A professional opinion by
As a mother of three young children and a professional in the medical field I had the amazing opportunity to watch and experience the Baby Spa Floating Treatment for my two younger sons.
Theodor, now 4 years old, was just about nine days old when he started with the treatment twice a week until he graduated to baby swimming classes around 5 months of age, Matthias, now 2 years old was 14 days old.
For most mothers the first few weeks and months are an exciting but also often difficult and tiring time, getting to know a new baby, establishing a secure attachment, finding and managing their needs. Babies might present with prolonged jaundice, might be colicky, might be difficult feeders, might struggle with sleeping. It takes some time for both mother and baby to adjust and getting used to each other and one can find it not so easy to read the babies mind and response to certain ways of handling in the early weeks.
The most amazing experience for me during the Spa treatment was for me to watch the intense pleasure, contentment and curiosity the babies of a few days or weeks old showed as soon as they were floating in the warm water. Within a couple of sessions they figured out they could deliberately choose in which direction to float by moving their legs and arms in a certain way.

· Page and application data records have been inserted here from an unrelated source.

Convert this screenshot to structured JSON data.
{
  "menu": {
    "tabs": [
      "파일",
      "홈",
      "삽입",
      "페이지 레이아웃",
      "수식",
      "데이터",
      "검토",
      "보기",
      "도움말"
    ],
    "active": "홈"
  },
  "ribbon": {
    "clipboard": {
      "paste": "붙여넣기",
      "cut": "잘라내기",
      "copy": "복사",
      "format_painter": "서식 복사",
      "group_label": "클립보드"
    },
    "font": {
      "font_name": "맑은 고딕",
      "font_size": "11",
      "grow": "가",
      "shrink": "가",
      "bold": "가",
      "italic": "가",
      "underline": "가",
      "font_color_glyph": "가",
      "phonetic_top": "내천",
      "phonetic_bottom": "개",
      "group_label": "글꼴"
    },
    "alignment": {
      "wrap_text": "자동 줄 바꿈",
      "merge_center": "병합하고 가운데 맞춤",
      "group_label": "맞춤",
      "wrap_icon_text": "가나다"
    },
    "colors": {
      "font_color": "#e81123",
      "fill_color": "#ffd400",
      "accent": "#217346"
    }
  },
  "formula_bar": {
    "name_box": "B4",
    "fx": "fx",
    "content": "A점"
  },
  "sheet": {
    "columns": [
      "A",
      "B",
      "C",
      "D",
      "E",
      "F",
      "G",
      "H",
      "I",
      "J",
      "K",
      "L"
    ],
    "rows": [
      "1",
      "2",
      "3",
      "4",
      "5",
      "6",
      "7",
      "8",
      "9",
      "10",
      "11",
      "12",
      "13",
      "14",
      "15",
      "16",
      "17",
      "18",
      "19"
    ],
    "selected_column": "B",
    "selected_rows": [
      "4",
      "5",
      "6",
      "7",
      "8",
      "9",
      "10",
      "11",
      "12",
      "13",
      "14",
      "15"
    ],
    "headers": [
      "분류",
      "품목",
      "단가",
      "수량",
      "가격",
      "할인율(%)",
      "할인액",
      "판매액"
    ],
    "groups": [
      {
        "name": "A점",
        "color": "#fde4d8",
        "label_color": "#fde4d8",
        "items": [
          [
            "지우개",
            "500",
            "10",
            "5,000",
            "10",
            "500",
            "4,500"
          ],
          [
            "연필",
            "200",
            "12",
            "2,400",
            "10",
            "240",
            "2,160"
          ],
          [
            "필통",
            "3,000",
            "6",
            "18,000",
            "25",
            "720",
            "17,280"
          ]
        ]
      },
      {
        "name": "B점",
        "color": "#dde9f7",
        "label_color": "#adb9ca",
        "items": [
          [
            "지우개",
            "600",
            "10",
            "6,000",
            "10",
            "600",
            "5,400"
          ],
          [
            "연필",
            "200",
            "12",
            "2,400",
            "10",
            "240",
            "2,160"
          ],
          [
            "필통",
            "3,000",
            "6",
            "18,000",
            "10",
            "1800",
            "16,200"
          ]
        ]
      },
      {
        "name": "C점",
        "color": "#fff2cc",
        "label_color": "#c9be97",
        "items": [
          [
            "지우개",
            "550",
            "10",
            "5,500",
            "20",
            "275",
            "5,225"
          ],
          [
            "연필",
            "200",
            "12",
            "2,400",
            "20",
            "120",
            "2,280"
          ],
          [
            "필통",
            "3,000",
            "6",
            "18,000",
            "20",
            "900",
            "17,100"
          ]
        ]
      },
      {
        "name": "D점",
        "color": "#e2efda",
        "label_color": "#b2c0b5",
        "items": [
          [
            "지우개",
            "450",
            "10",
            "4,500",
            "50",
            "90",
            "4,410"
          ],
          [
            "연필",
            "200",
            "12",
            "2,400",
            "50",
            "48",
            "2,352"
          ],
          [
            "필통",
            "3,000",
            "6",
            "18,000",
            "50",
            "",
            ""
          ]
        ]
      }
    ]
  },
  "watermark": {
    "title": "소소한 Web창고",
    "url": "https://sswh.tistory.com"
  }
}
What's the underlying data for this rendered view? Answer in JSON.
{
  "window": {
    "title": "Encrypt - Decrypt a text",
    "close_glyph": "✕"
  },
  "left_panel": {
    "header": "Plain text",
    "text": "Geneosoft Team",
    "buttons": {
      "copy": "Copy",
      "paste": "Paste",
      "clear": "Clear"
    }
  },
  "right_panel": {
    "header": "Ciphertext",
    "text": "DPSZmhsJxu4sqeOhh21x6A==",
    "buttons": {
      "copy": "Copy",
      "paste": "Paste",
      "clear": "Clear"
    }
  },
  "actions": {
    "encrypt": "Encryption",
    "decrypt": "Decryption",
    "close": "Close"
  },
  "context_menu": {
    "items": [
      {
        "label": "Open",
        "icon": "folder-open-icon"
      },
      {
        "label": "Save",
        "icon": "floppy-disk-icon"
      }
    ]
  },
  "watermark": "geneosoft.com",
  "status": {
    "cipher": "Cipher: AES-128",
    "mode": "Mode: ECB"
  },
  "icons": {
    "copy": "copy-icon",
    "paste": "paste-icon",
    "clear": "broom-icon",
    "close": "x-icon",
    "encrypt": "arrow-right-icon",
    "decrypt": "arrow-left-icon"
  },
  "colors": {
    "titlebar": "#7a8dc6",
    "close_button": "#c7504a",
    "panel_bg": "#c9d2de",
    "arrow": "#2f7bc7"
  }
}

They could experience an intense pleasure known from floating in their mother’s tummy and yet new. They often stopped crying immediately watched and felt intensely what was happening. From my own experience the floating had also great physical benefits, lessening of jaundice through movement and influence on metabolism, easing of colic, regulating sleeping habits.
The brain develops with the experience of sensory information. Most young babies spend a great deal of their time wrapped in blankets or in car seats. Floating offers a unique and beautiful way of moving at a very early stage, which must have a positive influence on their brain development, if not more for handicapped babies.
Laura with all her knowledge and care truly created a very special atmosphere of calmness, of curiosity, balancing the needs of the babies and the mothers. Seeing her massaging the babies after the floating was another wonderful experience in seeing how a bond developed, how deep the experience was for the babies and how reassuring for the mothers.
As a child and adolescent psychiatrist and play therapist I clearly see the benefits of such a structured and yet natural sensory experience facilitating for the baby a gentler transition from the womb into the outer world, gaining a wonderful new quality for bonding and attachment and negotiating the fulfillment of needs.
To create a safe room and a space to watch and wonder, to think and to contemplate a wonderful sensory experience for the baby which is done almost independently at a very young age is truly remarkable. I am convinced it might even be beneficial for mothers with postpartum depression when the quality of bonding with the baby is difficult and painful.